The last few weeks have been a bit crazy. Like face-eating crazy! Amid the packing for our move, one of my ovaries suddenly decided it wanted to kill me. A few days later a giant wind storm attempted to blow the state of Virginia right off of North American continent and the power went out for almost a week. Making matters worse, the sun blew up, causing a heat wave and 100 degree temperatures... and we had no electricity (or air conditioning).
(Checking out the storm damage 2 blocks from our house)
After sleeping in pools of sweat in our own beds the first night of no power, moving the family down to the
(Recharging our electronics at McDonald's)
We spent an hour scrambling about in our darkened house, trying to find and pack the necessities to survive a few days away from home. We ended up at Mimi and Pop's house until July 5th when we got word power was back on in our part of town.
Needless to say, all of this change and activity threw Iraq for a giant loop. By the time we got back home and started trying to settle back into our daily summer routine, poor Iraq was wound up tighter than a ball of woolen yarn that had been through 10 very hot dryer cycles.
We had to handle her as we would a grenade with the pin pulled out, and no matter how lightly we tread, we were still subjected to intermittent explosions. She ran away from the therapists that visit throughout the week and erupted in tears at least 4 times every hour. She begged incessantly for random and unnecessary items and her OCD behaviors caused other people's trinkets to disappear and large piles of "stuff" to grow in strange places.
Just when we were about to erect a large billboard advertisement on the highway in hopes of selling our out of control offspring (it's a joke people!) we received word that the guinea fowl babies (keets) we had been waiting for had hatched and we could come pick them up.
This was either going to create a world of excess work for us, or provide a little relief.
We set out to the bird-lady's house after bed time, and once there received a fantastic tour of the incubators, the brooders, the coops and we got to meet lots and lots of chickens of all different, wonderful breeds!
Iraq was enthralled!
Our four, hours-old keets packed up and ready to go, we decided on a last-minute "impulse buy."
The little fluffy chick was like an irresistible nick-knack sparkling from a shelf in a grocery store check out line. And in that one moment of weakness, we may have spent the best $5 ever!
This is Millie, our impulse-buy chick. She was hatched on the 26th of June and she is a Mille Fleur Cochin chicken. As cute as she is today, she could end up looking something like this some day:
(This is not my picture, but one from a breeder of these lovely birds)
This is a bantam (miniature or small) breed of chicken.
Yesterday Iraq spent the entire day nurturing and caring for Millie. Now mind you, this is a kid who thinks "playing" with dolls means arranging them in a perfect row by hair color and that small children (like her sister) are simply an annoyance. She has never before shown this kind of heart-felt empathy and nurturing toward anything or anyone. She has mimicked these behaviors in the past, yet for us it was like looking upon an empty exoskeleton - a cicada shell emotion.

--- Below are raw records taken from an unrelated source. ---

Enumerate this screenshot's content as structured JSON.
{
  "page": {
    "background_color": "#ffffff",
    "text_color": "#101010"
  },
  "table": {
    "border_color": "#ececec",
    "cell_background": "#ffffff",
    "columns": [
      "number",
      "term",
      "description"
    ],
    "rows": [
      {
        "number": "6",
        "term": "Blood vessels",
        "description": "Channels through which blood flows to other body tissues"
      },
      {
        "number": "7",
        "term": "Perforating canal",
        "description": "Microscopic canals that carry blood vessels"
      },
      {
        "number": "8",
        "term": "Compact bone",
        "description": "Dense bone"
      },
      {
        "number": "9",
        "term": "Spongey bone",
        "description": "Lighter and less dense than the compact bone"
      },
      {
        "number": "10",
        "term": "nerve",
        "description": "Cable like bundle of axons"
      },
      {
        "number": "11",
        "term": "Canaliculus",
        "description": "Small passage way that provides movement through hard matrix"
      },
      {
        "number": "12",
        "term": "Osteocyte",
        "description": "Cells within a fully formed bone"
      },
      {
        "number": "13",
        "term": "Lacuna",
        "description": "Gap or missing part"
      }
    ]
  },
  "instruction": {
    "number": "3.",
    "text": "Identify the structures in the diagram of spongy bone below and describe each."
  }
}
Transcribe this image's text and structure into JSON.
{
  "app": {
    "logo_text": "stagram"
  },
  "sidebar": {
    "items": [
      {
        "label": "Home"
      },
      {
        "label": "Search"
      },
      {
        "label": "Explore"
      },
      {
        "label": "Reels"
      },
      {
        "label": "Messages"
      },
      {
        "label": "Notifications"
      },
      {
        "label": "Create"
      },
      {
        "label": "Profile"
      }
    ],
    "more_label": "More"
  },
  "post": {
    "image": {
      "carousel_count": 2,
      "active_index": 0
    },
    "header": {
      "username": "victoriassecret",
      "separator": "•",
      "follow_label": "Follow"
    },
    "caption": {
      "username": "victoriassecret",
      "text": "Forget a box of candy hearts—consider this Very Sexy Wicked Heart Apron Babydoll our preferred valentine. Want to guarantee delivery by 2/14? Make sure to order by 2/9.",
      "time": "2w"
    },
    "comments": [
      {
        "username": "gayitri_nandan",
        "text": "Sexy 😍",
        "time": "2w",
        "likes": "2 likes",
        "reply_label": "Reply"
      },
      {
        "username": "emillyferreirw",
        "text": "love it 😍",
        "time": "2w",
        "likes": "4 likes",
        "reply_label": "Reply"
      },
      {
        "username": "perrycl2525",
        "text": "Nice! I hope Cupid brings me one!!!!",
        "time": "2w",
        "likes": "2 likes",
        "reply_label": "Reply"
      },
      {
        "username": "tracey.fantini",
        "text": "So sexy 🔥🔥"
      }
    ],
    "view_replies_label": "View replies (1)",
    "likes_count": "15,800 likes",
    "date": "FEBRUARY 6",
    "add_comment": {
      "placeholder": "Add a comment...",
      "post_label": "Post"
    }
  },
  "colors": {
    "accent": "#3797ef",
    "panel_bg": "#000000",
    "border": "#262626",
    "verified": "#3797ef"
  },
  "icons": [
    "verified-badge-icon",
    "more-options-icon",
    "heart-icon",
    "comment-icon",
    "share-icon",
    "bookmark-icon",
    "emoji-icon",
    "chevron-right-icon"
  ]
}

Now suddenly Millie has made it real.
Every half hour or so, Iraq brings Millie back to eat and drink in her brooder. When Millie is satiated, her peeps can be heard throughout the house, calling her "mommy" back to pick her up again. Millie prefers Iraq's attentions to her warm, cozy, keet-filled brooder.
They read quietly together, they dance together, they talk to each other and they do lots of cuddling. Millie is the sweetest-natured bird I have ever met - content to do what ever Iraq wants to do.
Since yesterday, Iraq has been smiling for hours on end. Suddenly that grenade with the pulled pin has morphed into a kitten lounging in the sunshine. The whole atmosphere within the house has calmed and quieted.
We'll be moving at the end of the month, and Millie will be moving right along with us. Better yet, where we're going there is an active 4-H club. If Iraq turns this new-found enjoyment into a long-term love, she can get involved with so many facets of poultry-raising. There are shows where her "babies" can win awards. She could learn to hatch eggs in an incubator... (can you tell mom's excitement may be running wild about now?)
In the end, it doesn't really matter if chickens become a life-long love or if just having Millie right here, right now is the extent of it. All I know is that Millie has brought out some changes in Iraq - and that this one, tiny, fluffy little chick is helping my daughter grow!
(Iraq with a guinea keet)
Enjoy this blog? Let me know by voting on TopMommyBlogs!
Follow the link and scroll down until you find Adasperdown Town.